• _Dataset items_
+ + + + + + +

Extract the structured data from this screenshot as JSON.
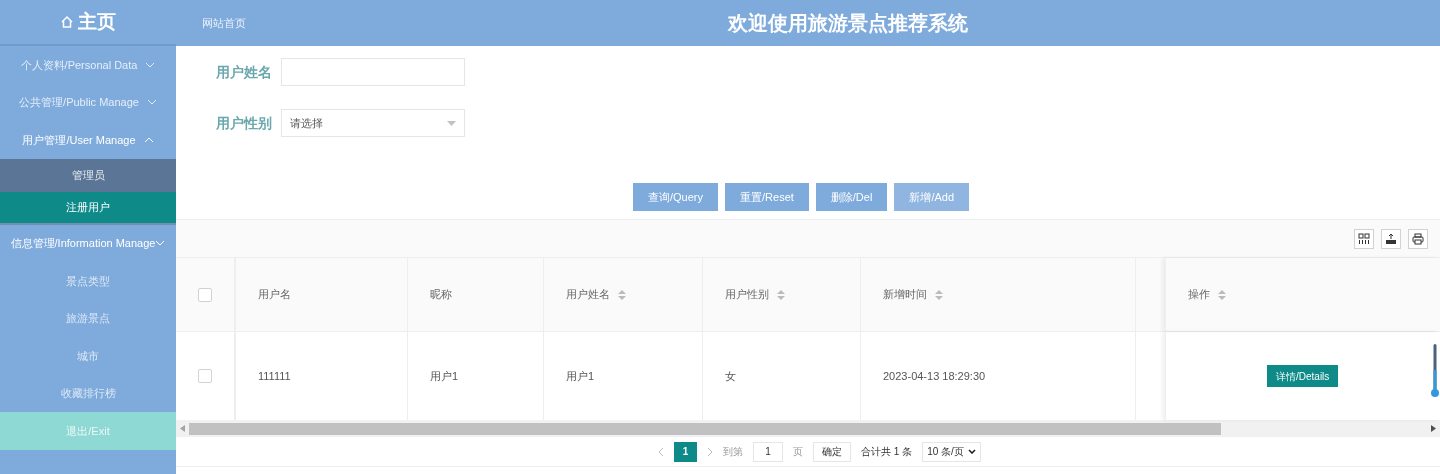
{
  "header": {
    "home_label": "主页",
    "site_link": "网站首页",
    "title": "欢迎使用旅游景点推荐系统"
  },
  "sidebar": {
    "items": [
      {
        "label": "个人资料/Personal Data",
        "expanded": false
      },
      {
        "label": "公共管理/Public Manage",
        "expanded": false
      },
      {
        "label": "用户管理/User Manage",
        "expanded": true,
        "children": [
          {
            "label": "管理员",
            "selected": false,
            "hovered": true
          },
          {
            "label": "注册用户",
            "selected": true,
            "hovered": false
          }
        ]
      },
      {
        "label": "信息管理/Information Manage",
        "expanded": true,
        "children": [
          {
            "label": "景点类型",
            "selected": false,
            "hovered": false
          },
          {
            "label": "旅游景点",
            "selected": false,
            "hovered": false
          },
          {
            "label": "城市",
            "selected": false,
            "hovered": false
          },
          {
            "label": "收藏排行榜",
            "selected": false,
            "hovered": false
          }
        ]
      }
    ],
    "exit": "退出/Exit"
  },
  "search": {
    "fields": [
      {
        "label": "用户姓名",
        "kind": "text"
      },
      {
        "label": "用户性别",
        "kind": "select",
        "placeholder": "请选择"
      }
    ],
    "buttons": [
      {
        "label": "查询/Query",
        "hovered": false
      },
      {
        "label": "重置/Reset",
        "hovered": false
      },
      {
        "label": "删除/Del",
        "hovered": false
      },
      {
        "label": "新增/Add",
        "hovered": true
      }
    ]
  },
  "table": {
    "header_checked": false,
    "columns": [
      {
        "label": "用户名",
        "sortable": false
      },
      {
        "label": "昵称",
        "sortable": false
      },
      {
        "label": "用户姓名",
        "sortable": true
      },
      {
        "label": "用户性别",
        "sortable": true
      },
      {
        "label": "新增时间",
        "sortable": true
      }
    ],
    "action_column": {
      "label": "操作",
      "sortable": true
    },
    "rows": [
      {
        "checked": false,
        "cells": [
          "111111",
          "用户1",
          "用户1",
          "女",
          "2023-04-13 18:29:30"
        ],
        "action": "详情/Details"
      }
    ]
  },
  "pagination": {
    "pages": [
      {
        "label": "1",
        "selected": true
      }
    ],
    "goto_label": "到第",
    "goto_value": "1",
    "page_unit": "页",
    "confirm": "确定",
    "total": "合计共 1 条",
    "page_size": "10 条/页"
  }
}
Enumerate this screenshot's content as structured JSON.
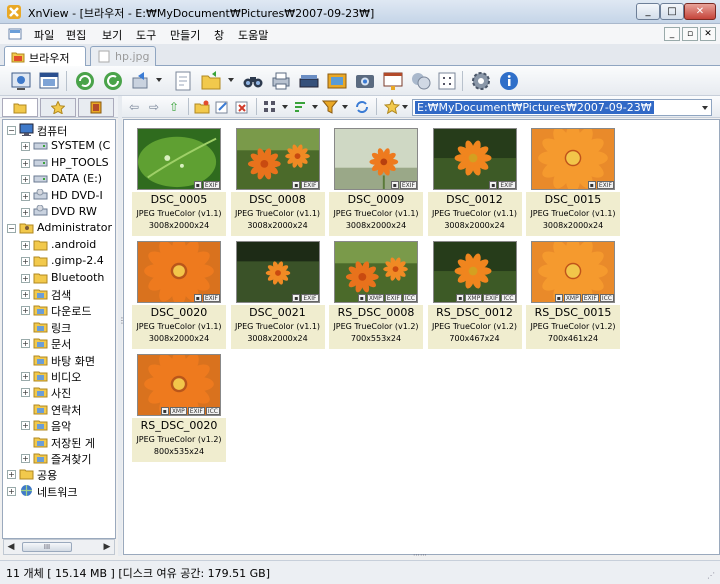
{
  "window": {
    "title": "XnView - [브라우저 - E:₩MyDocument₩Pictures₩2007-09-23₩]",
    "minimize": "_",
    "maximize": "□",
    "close": "✕"
  },
  "menu": {
    "items": [
      "파일",
      "편집",
      "보기",
      "도구",
      "만들기",
      "창",
      "도움말"
    ],
    "mdi_buttons": [
      "_",
      "▫",
      "✕"
    ]
  },
  "tabs": [
    {
      "label": "브라우저",
      "active": true
    },
    {
      "label": "hp.jpg",
      "active": false
    }
  ],
  "toolbar": {
    "icons": [
      "fullscreen-icon",
      "window-icon",
      "refresh-icon",
      "rotate-icon",
      "transfer-icon",
      "new-file-icon",
      "open-folder-icon",
      "binoculars-icon",
      "print-icon",
      "scanner-icon",
      "slideshow-icon",
      "capture-icon",
      "webpage-icon",
      "convert-icon",
      "layout-icon",
      "settings-icon",
      "info-icon"
    ]
  },
  "sidebar": {
    "tabs": [
      "folders-icon",
      "favorites-icon",
      "categories-icon"
    ],
    "tree": [
      {
        "label": "컴퓨터",
        "level": 0,
        "expander": "−",
        "icon": "computer-icon"
      },
      {
        "label": "SYSTEM (C",
        "level": 1,
        "expander": "+",
        "icon": "drive-icon"
      },
      {
        "label": "HP_TOOLS",
        "level": 1,
        "expander": "+",
        "icon": "drive-icon"
      },
      {
        "label": "DATA (E:)",
        "level": 1,
        "expander": "+",
        "icon": "drive-icon"
      },
      {
        "label": "HD DVD-I",
        "level": 1,
        "expander": "+",
        "icon": "dvd-drive-icon"
      },
      {
        "label": "DVD RW",
        "level": 1,
        "expander": "+",
        "icon": "dvd-drive-icon"
      },
      {
        "label": "Administrator",
        "level": 0,
        "expander": "−",
        "icon": "user-folder-icon"
      },
      {
        "label": ".android",
        "level": 1,
        "expander": "+",
        "icon": "folder-icon"
      },
      {
        "label": ".gimp-2.4",
        "level": 1,
        "expander": "+",
        "icon": "folder-icon"
      },
      {
        "label": "Bluetooth",
        "level": 1,
        "expander": "+",
        "icon": "folder-icon"
      },
      {
        "label": "검색",
        "level": 1,
        "expander": "+",
        "icon": "special-folder-icon"
      },
      {
        "label": "다운로드",
        "level": 1,
        "expander": "+",
        "icon": "special-folder-icon"
      },
      {
        "label": "링크",
        "level": 1,
        "expander": "",
        "icon": "special-folder-icon"
      },
      {
        "label": "문서",
        "level": 1,
        "expander": "+",
        "icon": "special-folder-icon"
      },
      {
        "label": "바탕 화면",
        "level": 1,
        "expander": "",
        "icon": "special-folder-icon"
      },
      {
        "label": "비디오",
        "level": 1,
        "expander": "+",
        "icon": "special-folder-icon"
      },
      {
        "label": "사진",
        "level": 1,
        "expander": "+",
        "icon": "special-folder-icon"
      },
      {
        "label": "연락처",
        "level": 1,
        "expander": "",
        "icon": "special-folder-icon"
      },
      {
        "label": "음악",
        "level": 1,
        "expander": "+",
        "icon": "special-folder-icon"
      },
      {
        "label": "저장된 게",
        "level": 1,
        "expander": "",
        "icon": "special-folder-icon"
      },
      {
        "label": "즐겨찾기",
        "level": 1,
        "expander": "+",
        "icon": "special-folder-icon"
      },
      {
        "label": "공용",
        "level": 0,
        "expander": "+",
        "icon": "folder-icon"
      },
      {
        "label": "네트워크",
        "level": 0,
        "expander": "+",
        "icon": "network-icon"
      }
    ],
    "scroll_thumb": "III"
  },
  "browser_toolbar": {
    "path": "E:₩MyDocument₩Pictures₩2007-09-23₩"
  },
  "thumbnails": [
    {
      "name": "DSC_0005",
      "type": "JPEG TrueColor (v1.1)",
      "size": "3008x2000x24",
      "badges": [
        "EXIF"
      ],
      "photo": "leaf"
    },
    {
      "name": "DSC_0008",
      "type": "JPEG TrueColor (v1.1)",
      "size": "3008x2000x24",
      "badges": [
        "EXIF"
      ],
      "photo": "flowers-wide"
    },
    {
      "name": "DSC_0009",
      "type": "JPEG TrueColor (v1.1)",
      "size": "3008x2000x24",
      "badges": [
        "EXIF"
      ],
      "photo": "flower-bud"
    },
    {
      "name": "DSC_0012",
      "type": "JPEG TrueColor (v1.1)",
      "size": "3008x2000x24",
      "badges": [
        "EXIF"
      ],
      "photo": "flower-dark"
    },
    {
      "name": "DSC_0015",
      "type": "JPEG TrueColor (v1.1)",
      "size": "3008x2000x24",
      "badges": [
        "EXIF"
      ],
      "photo": "flower-macro"
    },
    {
      "name": "DSC_0020",
      "type": "JPEG TrueColor (v1.1)",
      "size": "3008x2000x24",
      "badges": [
        "EXIF"
      ],
      "photo": "flower-full"
    },
    {
      "name": "DSC_0021",
      "type": "JPEG TrueColor (v1.1)",
      "size": "3008x2000x24",
      "badges": [
        "EXIF"
      ],
      "photo": "flower-small"
    },
    {
      "name": "RS_DSC_0008",
      "type": "JPEG TrueColor (v1.2)",
      "size": "700x553x24",
      "badges": [
        "XMP",
        "EXIF",
        "ICC"
      ],
      "photo": "flowers-wide"
    },
    {
      "name": "RS_DSC_0012",
      "type": "JPEG TrueColor (v1.2)",
      "size": "700x467x24",
      "badges": [
        "XMP",
        "EXIF",
        "ICC"
      ],
      "photo": "flower-dark"
    },
    {
      "name": "RS_DSC_0015",
      "type": "JPEG TrueColor (v1.2)",
      "size": "700x461x24",
      "badges": [
        "XMP",
        "EXIF",
        "ICC"
      ],
      "photo": "flower-macro"
    },
    {
      "name": "RS_DSC_0020",
      "type": "JPEG TrueColor (v1.2)",
      "size": "800x535x24",
      "badges": [
        "XMP",
        "EXIF",
        "ICC"
      ],
      "photo": "flower-full"
    }
  ],
  "status": {
    "text": "11 개체 [ 15.14 MB ] [디스크 여유 공간: 179.51 GB]"
  },
  "colors": {
    "selection": "#3169c6",
    "label_background": "#f0edcf"
  }
}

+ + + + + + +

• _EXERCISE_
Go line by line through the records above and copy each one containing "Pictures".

• _FINISHED TASK_
    "title": "XnView - [브라우저 - E:₩MyDocument₩Pictures₩2007-09-23₩]",
    "path": "E:₩MyDocument₩Pictures₩2007-09-23₩"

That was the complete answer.